### Problem statement
Restate the full set of records exactly, without adding or dropping a word.

_____

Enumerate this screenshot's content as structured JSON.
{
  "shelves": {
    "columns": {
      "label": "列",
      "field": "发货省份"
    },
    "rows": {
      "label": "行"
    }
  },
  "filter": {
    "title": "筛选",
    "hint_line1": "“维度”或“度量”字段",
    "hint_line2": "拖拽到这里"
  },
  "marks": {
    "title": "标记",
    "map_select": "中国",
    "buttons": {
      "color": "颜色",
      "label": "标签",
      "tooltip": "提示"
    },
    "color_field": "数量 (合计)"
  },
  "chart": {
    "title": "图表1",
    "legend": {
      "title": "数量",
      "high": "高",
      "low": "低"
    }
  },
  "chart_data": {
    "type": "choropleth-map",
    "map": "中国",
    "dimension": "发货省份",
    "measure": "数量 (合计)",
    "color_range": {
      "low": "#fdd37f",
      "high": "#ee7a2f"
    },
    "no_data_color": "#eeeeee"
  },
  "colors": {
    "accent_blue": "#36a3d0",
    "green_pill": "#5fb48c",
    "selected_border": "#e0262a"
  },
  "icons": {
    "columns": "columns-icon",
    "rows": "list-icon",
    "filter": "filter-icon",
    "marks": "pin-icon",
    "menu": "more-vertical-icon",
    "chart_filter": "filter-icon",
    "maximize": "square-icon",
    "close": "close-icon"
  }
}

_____

### Result for this exercise
Enumerate this screenshot's content as structured JSON.
{
  "shelves": {
    "columns": {
      "label": "列",
      "field": "发货省份"
    },
    "rows": {
      "label": "行"
    }
  },
  "filter": {
    "title": "筛选",
    "hint_line1": "“维度”或“度量”字段",
    "hint_line2": "拖拽到这里"
  },
  "marks": {
    "title": "标记",
    "map_select": "中国",
    "buttons": {
      "color": "颜色",
      "label": "标签",
      "tooltip": "提示"
    },
    "color_field": "数量 (合计)"
  },
  "chart": {
    "title": "图表1",
    "legend": {
      "title": "数量",
      "high": "高",
      "low": "低"
    }
  },
  "chart_data": {
    "type": "choropleth-map",
    "map": "中国",
    "dimension": "发货省份",
    "measure": "数量 (合计)",
    "color_range": {
      "low": "#fdd37f",
      "high": "#ee7a2f"
    },
    "no_data_color": "#eeeeee"
  },
  "colors": {
    "accent_blue": "#36a3d0",
    "green_pill": "#5fb48c",
    "selected_border": "#e0262a"
  },
  "icons": {
    "columns": "columns-icon",
    "rows": "list-icon",
    "filter": "filter-icon",
    "marks": "pin-icon",
    "menu": "more-vertical-icon",
    "chart_filter": "filter-icon",
    "maximize": "square-icon",
    "close": "close-icon"
  }
}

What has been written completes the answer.